I am an Associate Professor of Instruction at UT-Austin
by Mick McQuaid
I bought some Japanese chisels.
I bought some Iyoroi chisels with gumi handles from Tools for Working Wood in Brooklyn, NY. These chisels come without the hoops being set for some reason. That means you have to carefully remove the hoop from the handle and hammer the wood on the sides of the handle so that the hoop goes back on smoothly, leaving about 2.5 mm of the handle exposed past the hoop. Then you put the end of the handle in hot water for a little while and hammer the end of the handle so it mushrooms over the hoop. You can actually buy hoop setting cones to aid in the process but I just used some socket wrenches I had laying around.
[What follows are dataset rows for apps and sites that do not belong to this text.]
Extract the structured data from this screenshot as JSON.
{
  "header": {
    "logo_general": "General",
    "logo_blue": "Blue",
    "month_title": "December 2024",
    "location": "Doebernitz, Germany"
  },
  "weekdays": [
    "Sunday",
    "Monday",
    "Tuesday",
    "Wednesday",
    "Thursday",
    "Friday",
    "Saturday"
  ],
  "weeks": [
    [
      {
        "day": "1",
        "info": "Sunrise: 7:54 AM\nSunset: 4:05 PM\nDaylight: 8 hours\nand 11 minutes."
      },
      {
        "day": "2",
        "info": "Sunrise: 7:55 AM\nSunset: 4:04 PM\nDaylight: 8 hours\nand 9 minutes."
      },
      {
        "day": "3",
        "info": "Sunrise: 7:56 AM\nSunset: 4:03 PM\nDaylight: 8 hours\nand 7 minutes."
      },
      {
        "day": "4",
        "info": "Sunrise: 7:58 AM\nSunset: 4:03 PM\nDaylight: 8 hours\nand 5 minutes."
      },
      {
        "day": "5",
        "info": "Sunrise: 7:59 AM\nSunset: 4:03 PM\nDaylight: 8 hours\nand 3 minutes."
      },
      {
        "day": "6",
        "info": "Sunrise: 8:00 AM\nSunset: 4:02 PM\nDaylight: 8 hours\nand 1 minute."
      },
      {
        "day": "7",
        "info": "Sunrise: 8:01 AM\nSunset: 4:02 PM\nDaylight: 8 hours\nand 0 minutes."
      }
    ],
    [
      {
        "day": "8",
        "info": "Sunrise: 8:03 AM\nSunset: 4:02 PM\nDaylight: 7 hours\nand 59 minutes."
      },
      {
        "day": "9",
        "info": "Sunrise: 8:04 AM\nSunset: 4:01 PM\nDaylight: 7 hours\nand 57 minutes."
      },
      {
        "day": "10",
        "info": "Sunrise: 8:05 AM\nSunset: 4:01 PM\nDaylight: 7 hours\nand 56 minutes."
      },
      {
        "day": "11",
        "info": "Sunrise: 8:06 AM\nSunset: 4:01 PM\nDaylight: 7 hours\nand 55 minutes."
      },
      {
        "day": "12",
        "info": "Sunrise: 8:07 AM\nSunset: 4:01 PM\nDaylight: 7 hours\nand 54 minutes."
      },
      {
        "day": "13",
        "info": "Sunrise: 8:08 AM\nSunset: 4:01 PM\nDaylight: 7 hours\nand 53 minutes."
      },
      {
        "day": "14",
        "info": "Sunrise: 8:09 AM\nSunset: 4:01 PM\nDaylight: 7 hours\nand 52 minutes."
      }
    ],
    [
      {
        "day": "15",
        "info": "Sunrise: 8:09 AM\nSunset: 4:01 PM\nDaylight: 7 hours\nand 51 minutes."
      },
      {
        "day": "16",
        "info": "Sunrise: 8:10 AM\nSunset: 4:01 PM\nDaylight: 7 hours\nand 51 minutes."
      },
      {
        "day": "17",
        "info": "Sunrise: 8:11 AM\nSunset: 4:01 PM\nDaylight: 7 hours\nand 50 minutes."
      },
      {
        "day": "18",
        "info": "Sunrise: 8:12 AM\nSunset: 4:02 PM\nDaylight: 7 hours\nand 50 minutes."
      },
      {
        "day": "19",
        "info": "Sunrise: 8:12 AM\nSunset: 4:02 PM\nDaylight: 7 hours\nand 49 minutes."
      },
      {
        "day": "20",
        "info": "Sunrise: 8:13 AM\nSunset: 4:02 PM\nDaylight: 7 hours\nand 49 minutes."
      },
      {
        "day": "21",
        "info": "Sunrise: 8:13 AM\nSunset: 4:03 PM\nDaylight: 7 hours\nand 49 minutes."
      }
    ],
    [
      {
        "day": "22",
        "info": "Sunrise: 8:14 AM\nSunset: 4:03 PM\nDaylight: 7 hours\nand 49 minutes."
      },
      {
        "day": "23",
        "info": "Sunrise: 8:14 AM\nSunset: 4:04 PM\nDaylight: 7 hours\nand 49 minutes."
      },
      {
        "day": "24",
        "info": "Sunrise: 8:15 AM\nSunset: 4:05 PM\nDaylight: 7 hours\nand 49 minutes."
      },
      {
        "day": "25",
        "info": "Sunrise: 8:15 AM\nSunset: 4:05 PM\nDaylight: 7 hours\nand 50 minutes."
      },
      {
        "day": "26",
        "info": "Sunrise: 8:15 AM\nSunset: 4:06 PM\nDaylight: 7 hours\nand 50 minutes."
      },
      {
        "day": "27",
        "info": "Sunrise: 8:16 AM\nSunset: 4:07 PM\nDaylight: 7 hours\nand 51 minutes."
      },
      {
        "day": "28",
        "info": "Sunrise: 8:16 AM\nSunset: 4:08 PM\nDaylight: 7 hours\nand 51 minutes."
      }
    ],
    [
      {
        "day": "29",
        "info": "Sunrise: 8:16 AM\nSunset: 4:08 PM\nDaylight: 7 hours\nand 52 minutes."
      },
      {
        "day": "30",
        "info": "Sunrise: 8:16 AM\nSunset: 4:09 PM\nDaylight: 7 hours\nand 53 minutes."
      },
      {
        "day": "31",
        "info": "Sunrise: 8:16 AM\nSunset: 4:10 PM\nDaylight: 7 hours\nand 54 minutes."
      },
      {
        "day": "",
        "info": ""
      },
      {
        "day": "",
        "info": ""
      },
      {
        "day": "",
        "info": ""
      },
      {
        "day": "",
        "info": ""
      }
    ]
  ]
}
These chisels are made of a lamination of a softer steel back and a hard steel on the front (facing you in the picture above). The harder steel in this case is called Blue Paper Steel from Hitachi Yasugi Steel Works and is well-suited for beginning woodworkers because it has superior edge retention over the White Paper Steel which takes a sharper edge but loses it faster. This means I spend less time sharpening which, for a hobbyist with few tools to process at each sharpening, is valuable time.tags: